This article looks at collaborative decision-making software applied by both transit and transportation agencies to make the best possible decisions in capital planning and resource allocation. Regardless of the source of funds, these organizations are taking great strides in transforming American transportation.
Transit Stimulus Dollars
A prime example of an organization leading the way in responsible budgeting is the Washington Metropolitan Area Transit Authority (WMATA). Created by an interstate compact in 1967, WMATA is tasked with planning, developing, building, financing and operating a balanced regional transportation system in the national capitol area. The modes of operation include rail, metro, bus and paratransit services. WMATA serves a population of 3.4 million people within a 1,500-square-mile jurisdiction.
Originally estimated at $530 million, WMATA's stimulus budget was reduced to $325 million and, ultimately, to $200 million before the legislation was passed.
In January 2009, WMATA selected Decision Lens, a provider of decision support software solutions for government and commercial clients, as a partner in prioritizing its 2011- 2020 capital budget prioritization and allocation. WMATA's Capital Needs Inventory (CNI) includes approximately $11.3 billion of unconstrained needs that include life-cycle replacements, current conditions and future demand.
The CNI did not include system expansion projects (for example, an extension of service to Washington Dulles International Airport in suburban Virginia) or transit projects to be funded or implemented entirely by jurisdictions or debt repayment costs. WMATA intended to implement a structured, highly transparent process to prioritize all capital programs according to criteria that reflect agency goals.
A new capital decision-making process would allow the transit authority to evaluate capital programs, build consensus, and ensure consistency and repeatability when allocating available financial resources to the projects that yield the greatest return to WMATA customers. In addition to the pressing needs of the stimulus decision, the Office of Long Range Planning (PLAN) introduced a new process of collaboration, a new method of evaluation and a tool to evaluate the CNI. In December 2008, PLAN had already begun to conduct outreach to WMATA's Executive Leadership Team (ELT), the Jurisdictional Coordinating Committee (JCC), Riders' Advisory Council and Sustainability Group to develop the agency's Strategic Goals for the CNI, and to obtain greater support.
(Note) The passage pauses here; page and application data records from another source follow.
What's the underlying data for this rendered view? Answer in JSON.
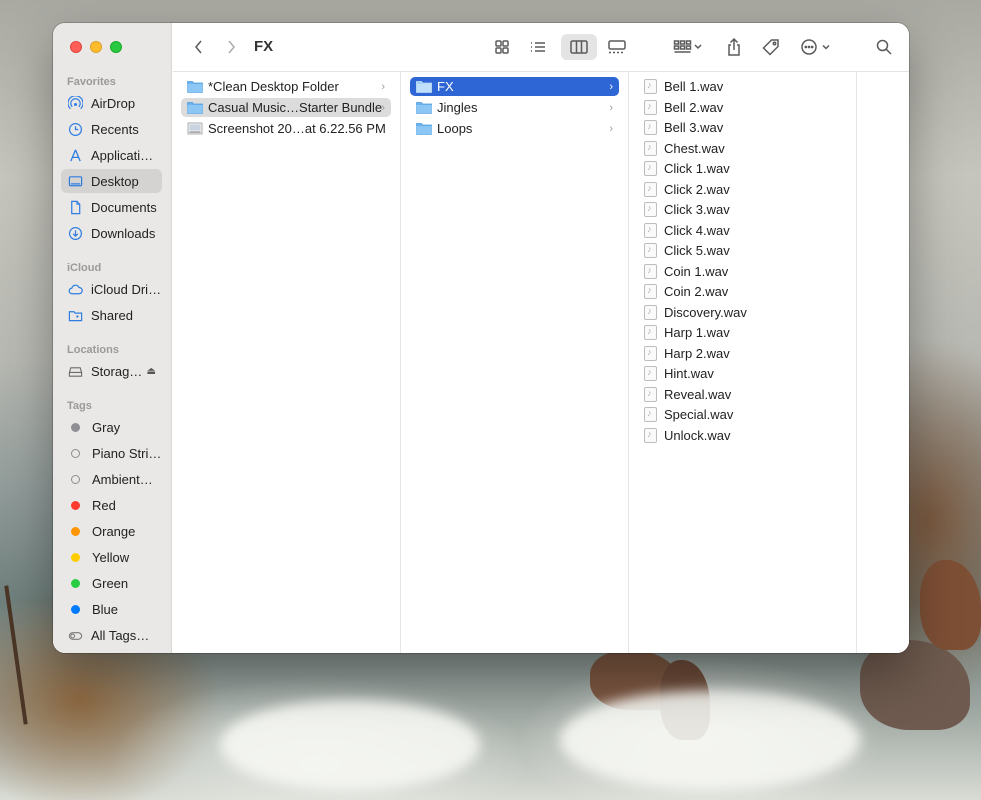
{
  "window": {
    "title": "FX"
  },
  "sidebar": {
    "favorites_label": "Favorites",
    "favorites": [
      {
        "label": "AirDrop",
        "icon": "airdrop-icon"
      },
      {
        "label": "Recents",
        "icon": "clock-icon"
      },
      {
        "label": "Applicati…",
        "icon": "applications-icon"
      },
      {
        "label": "Desktop",
        "icon": "desktop-icon",
        "selected": true
      },
      {
        "label": "Documents",
        "icon": "document-icon"
      },
      {
        "label": "Downloads",
        "icon": "download-icon"
      }
    ],
    "icloud_label": "iCloud",
    "icloud": [
      {
        "label": "iCloud Dri…",
        "icon": "cloud-icon"
      },
      {
        "label": "Shared",
        "icon": "shared-folder-icon"
      }
    ],
    "locations_label": "Locations",
    "locations": [
      {
        "label": "Storag…",
        "icon": "drive-icon"
      }
    ],
    "tags_label": "Tags",
    "tags": [
      {
        "label": "Gray",
        "color": "#8e8e93"
      },
      {
        "label": "Piano Stri…",
        "color": "hollow"
      },
      {
        "label": "Ambient…",
        "color": "hollow"
      },
      {
        "label": "Red",
        "color": "#ff3b30"
      },
      {
        "label": "Orange",
        "color": "#ff9500"
      },
      {
        "label": "Yellow",
        "color": "#ffcc00"
      },
      {
        "label": "Green",
        "color": "#28cd41"
      },
      {
        "label": "Blue",
        "color": "#007aff"
      },
      {
        "label": "All Tags…",
        "color": "all"
      }
    ]
  },
  "columns": {
    "col1": [
      {
        "label": "*Clean Desktop Folder",
        "type": "folder",
        "chevron": "›"
      },
      {
        "label": "Casual Music…Starter Bundle",
        "type": "folder",
        "chevron": "›",
        "selected": "gray"
      },
      {
        "label": "Screenshot 20…at 6.22.56 PM",
        "type": "image"
      }
    ],
    "col2": [
      {
        "label": "FX",
        "type": "folder",
        "chevron": "›",
        "selected": "blue"
      },
      {
        "label": "Jingles",
        "type": "folder",
        "chevron": "›"
      },
      {
        "label": "Loops",
        "type": "folder",
        "chevron": "›"
      }
    ],
    "col3": [
      "Bell 1.wav",
      "Bell 2.wav",
      "Bell 3.wav",
      "Chest.wav",
      "Click 1.wav",
      "Click 2.wav",
      "Click 3.wav",
      "Click 4.wav",
      "Click 5.wav",
      "Coin 1.wav",
      "Coin 2.wav",
      "Discovery.wav",
      "Harp 1.wav",
      "Harp 2.wav",
      "Hint.wav",
      "Reveal.wav",
      "Special.wav",
      "Unlock.wav"
    ]
  },
  "colors": {
    "accent": "#2f66d6",
    "sidebar_bg": "#e9e8e6"
  }
}
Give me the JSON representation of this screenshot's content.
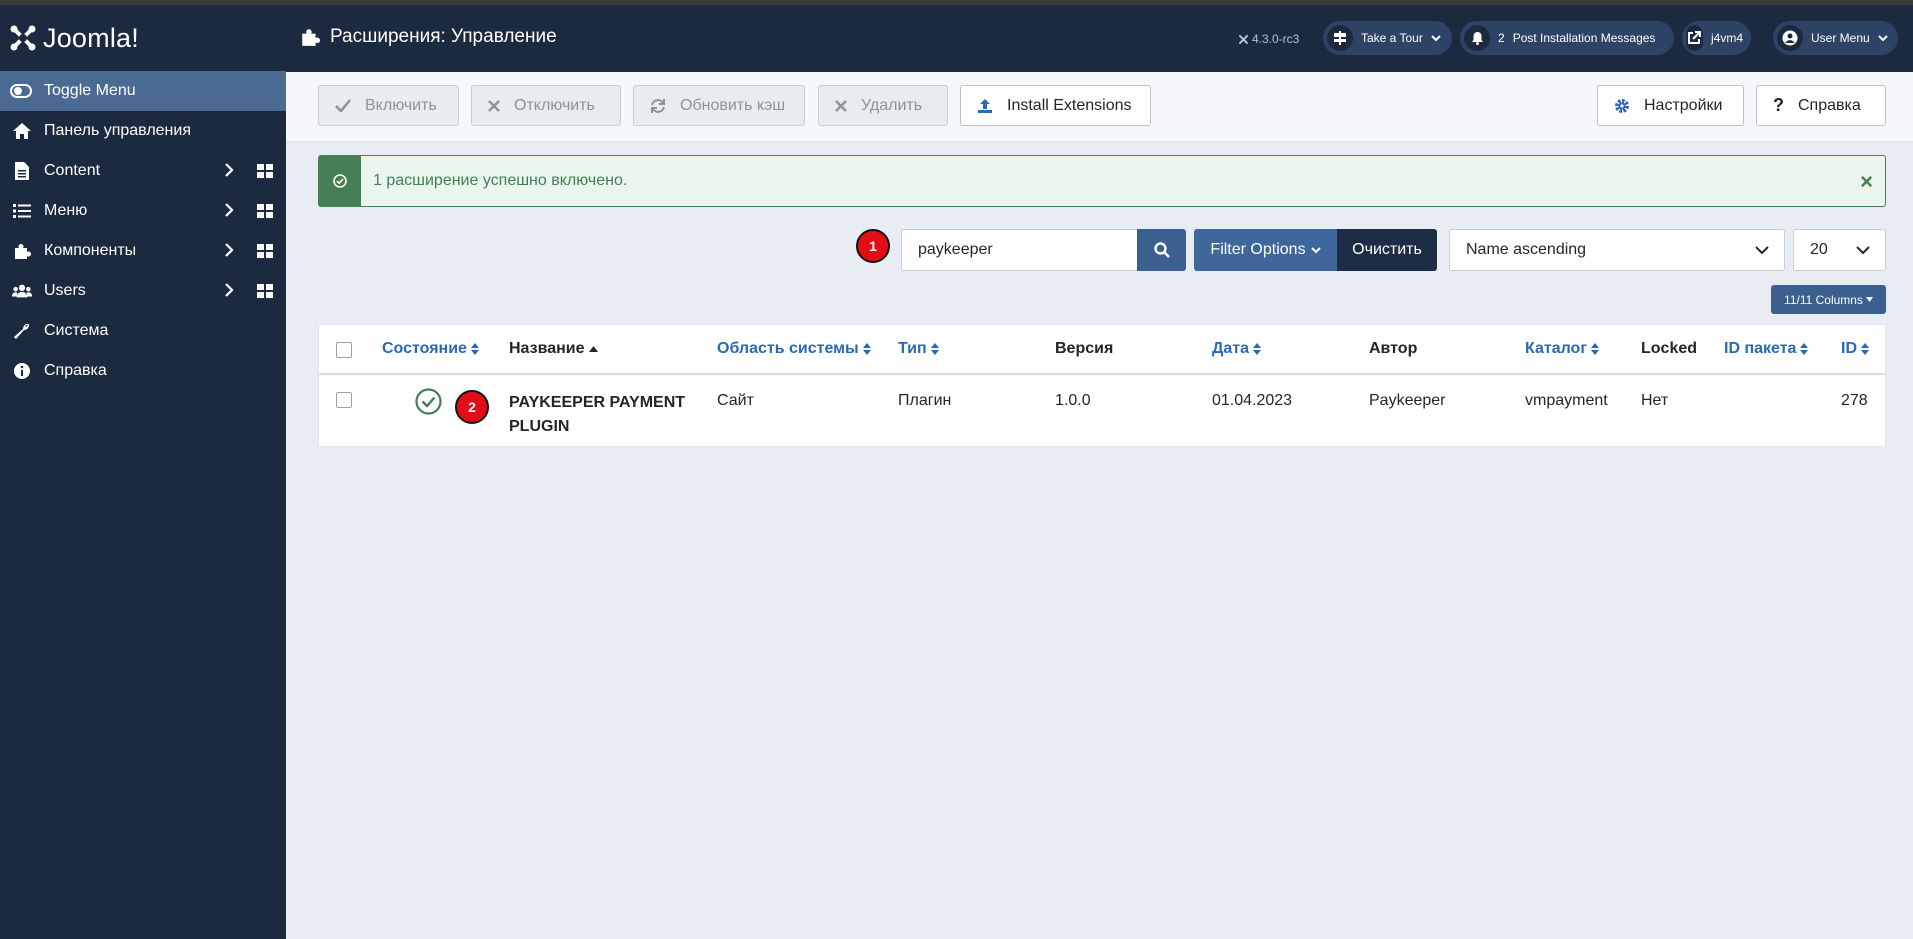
{
  "app": {
    "logo_text": "Joomla!",
    "page_title": "Расширения: Управление",
    "version": "4.3.0-rc3"
  },
  "header_buttons": {
    "tour": "Take a Tour",
    "notifications_count": "2",
    "post_install": "Post Installation Messages",
    "site_name": "j4vm4",
    "user_menu": "User Menu"
  },
  "sidebar": {
    "toggle": "Toggle Menu",
    "items": [
      {
        "label": "Панель управления",
        "icon": "home-icon"
      },
      {
        "label": "Content",
        "icon": "file-icon"
      },
      {
        "label": "Меню",
        "icon": "list-icon"
      },
      {
        "label": "Компоненты",
        "icon": "puzzle-icon"
      },
      {
        "label": "Users",
        "icon": "users-icon"
      },
      {
        "label": "Система",
        "icon": "wrench-icon"
      },
      {
        "label": "Справка",
        "icon": "info-icon"
      }
    ]
  },
  "toolbar": {
    "enable": "Включить",
    "disable": "Отключить",
    "refresh_cache": "Обновить кэш",
    "delete": "Удалить",
    "install": "Install Extensions",
    "options": "Настройки",
    "help": "Справка"
  },
  "alert": {
    "message": "1 расширение успешно включено.",
    "close": "×"
  },
  "filters": {
    "search_value": "paykeeper",
    "filter_options": "Filter Options",
    "clear": "Очистить",
    "ordering": "Name ascending",
    "limit": "20",
    "columns": "11/11 Columns"
  },
  "badges": {
    "one": "1",
    "two": "2"
  },
  "table": {
    "headers": {
      "state": "Состояние",
      "name": "Название",
      "client": "Область системы",
      "type": "Тип",
      "version": "Версия",
      "date": "Дата",
      "author": "Автор",
      "folder": "Каталог",
      "locked": "Locked",
      "package_id": "ID пакета",
      "id": "ID"
    },
    "rows": [
      {
        "name_line1": "PAYKEEPER PAYMENT",
        "name_line2": "PLUGIN",
        "client": "Сайт",
        "type": "Плагин",
        "version": "1.0.0",
        "date": "01.04.2023",
        "author": "Paykeeper",
        "folder": "vmpayment",
        "locked": "Нет",
        "package_id": "",
        "id": "278"
      }
    ]
  },
  "colors": {
    "sidebar_bg": "#1c2a3f",
    "toggle_bg": "#4a6a94",
    "success": "#457d54",
    "link": "#2a69b8",
    "badge": "#e30d17"
  }
}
These goals were leveraged by the newly chartered Capital Planning and Advisory Committee - Technical (CPACT) in a facilitated brainstorming session to create measurable objectives. The CPACT consists of members across the entire organization, from IT to the specific modes (such as bus and rail) to Transit Police. This group is comprised of subject matter experts on the projects being proposed and the baseline situation across WMATA's services.
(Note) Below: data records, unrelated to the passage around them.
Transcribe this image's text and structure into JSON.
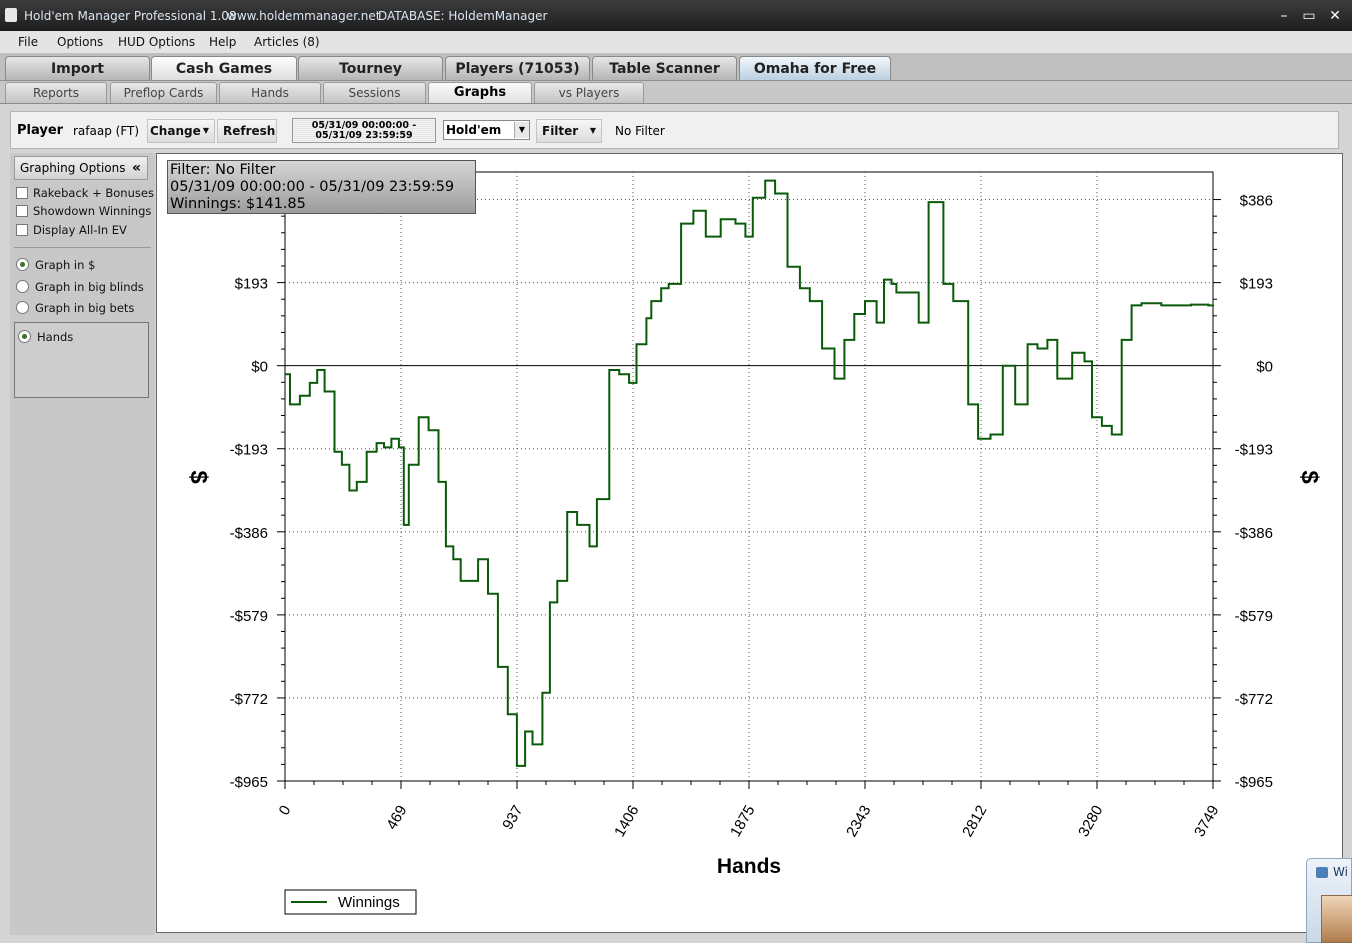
{
  "window": {
    "title": "Hold'em Manager Professional 1.08",
    "website": "www.holdemmanager.net",
    "database": "DATABASE: HoldemManager",
    "minimize": "–",
    "maximize": "▭",
    "close": "✕"
  },
  "menu": [
    "File",
    "Options",
    "HUD Options",
    "Help",
    "Articles (8)"
  ],
  "main_tabs": [
    "Import",
    "Cash Games",
    "Tourney",
    "Players (71053)",
    "Table Scanner",
    "Omaha for Free"
  ],
  "sub_tabs": [
    "Reports",
    "Preflop Cards",
    "Hands",
    "Sessions",
    "Graphs",
    "vs Players"
  ],
  "toolbar": {
    "player_label": "Player",
    "player_name": "rafaap (FT)",
    "change": "Change",
    "refresh": "Refresh",
    "date_start": "05/31/09 00:00:00 -",
    "date_end": "05/31/09 23:59:59",
    "game_select": "Hold'em",
    "filter": "Filter",
    "filter_status": "No Filter"
  },
  "sidebar": {
    "title": "Graphing Options",
    "collapse": "«",
    "checkboxes": [
      "Rakeback + Bonuses",
      "Showdown Winnings",
      "Display All-In EV"
    ],
    "radios": [
      "Graph in $",
      "Graph in big blinds",
      "Graph in big bets"
    ],
    "axis_options": [
      "Hands"
    ]
  },
  "overlay": {
    "filter": "Filter: No Filter",
    "date_range": "05/31/09 00:00:00 - 05/31/09 23:59:59",
    "winnings": "Winnings: $141.85"
  },
  "popup": {
    "text": "Wi"
  },
  "chart_data": {
    "type": "line",
    "xlabel": "Hands",
    "ylabel": "$",
    "xlim": [
      0,
      3749
    ],
    "ylim": [
      -965,
      450
    ],
    "x_ticks": [
      "0",
      "469",
      "937",
      "1406",
      "1875",
      "2343",
      "2812",
      "3280",
      "3749"
    ],
    "y_ticks": [
      "$386",
      "$193",
      "$0",
      "-$193",
      "-$386",
      "-$579",
      "-$772",
      "-$965"
    ],
    "y_tick_values": [
      386,
      193,
      0,
      -193,
      -386,
      -579,
      -772,
      -965
    ],
    "grid": true,
    "legend": "bottom-left",
    "series": [
      {
        "name": "Winnings",
        "color": "#0a5a0a",
        "x": [
          0,
          20,
          60,
          100,
          130,
          160,
          200,
          230,
          260,
          290,
          330,
          370,
          400,
          430,
          460,
          480,
          500,
          540,
          580,
          620,
          650,
          680,
          710,
          740,
          780,
          820,
          860,
          900,
          937,
          970,
          1000,
          1040,
          1070,
          1100,
          1140,
          1180,
          1230,
          1260,
          1310,
          1350,
          1390,
          1420,
          1460,
          1480,
          1520,
          1550,
          1600,
          1650,
          1700,
          1760,
          1820,
          1860,
          1890,
          1940,
          1980,
          2030,
          2080,
          2120,
          2170,
          2220,
          2260,
          2300,
          2343,
          2390,
          2420,
          2450,
          2470,
          2500,
          2560,
          2600,
          2660,
          2700,
          2760,
          2800,
          2850,
          2900,
          2950,
          3000,
          3040,
          3080,
          3120,
          3180,
          3230,
          3260,
          3300,
          3340,
          3380,
          3420,
          3460,
          3500,
          3540,
          3580,
          3620,
          3660,
          3690,
          3710,
          3730,
          3749
        ],
        "y": [
          -20,
          -90,
          -70,
          -40,
          -10,
          -60,
          -200,
          -230,
          -290,
          -270,
          -200,
          -180,
          -190,
          -170,
          -190,
          -370,
          -230,
          -120,
          -150,
          -270,
          -420,
          -450,
          -500,
          -500,
          -450,
          -530,
          -700,
          -810,
          -930,
          -850,
          -880,
          -760,
          -550,
          -500,
          -340,
          -370,
          -420,
          -310,
          -10,
          -20,
          -40,
          50,
          110,
          150,
          180,
          190,
          330,
          360,
          300,
          340,
          330,
          300,
          390,
          430,
          400,
          230,
          180,
          150,
          40,
          -30,
          60,
          120,
          150,
          100,
          200,
          190,
          170,
          170,
          100,
          380,
          190,
          150,
          -90,
          -170,
          -160,
          0,
          -90,
          50,
          40,
          60,
          -30,
          30,
          10,
          -120,
          -140,
          -160,
          60,
          140,
          145,
          145,
          140,
          140,
          140,
          142,
          142,
          142,
          140,
          141.85
        ]
      }
    ]
  }
}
Goals and objectives related to the capital funding decisions were collaboratively developed and defined, and then socialized with the agency's decision makers, the ELT. The ELT, in a brief executive decision-making session, were asked to go through a "Pairwise Comparison" process. In this process, remotely controlled voting keypads enabled the executives to vote on priorities through a set of judgments in which two criteria are compared at a time until all criteria have been compared.
This "Pairwise Comparison" process derives criteria weights collaboratively, rather than by assigning arbitrary weights by an individual. During this process, the ELT represented all parts of the organization (CFO, IT, Operations, Corporate Strategy, Bus Operations, etc.), creating an opportunity for strategic discussion on where the organization should place its heaviest priorities.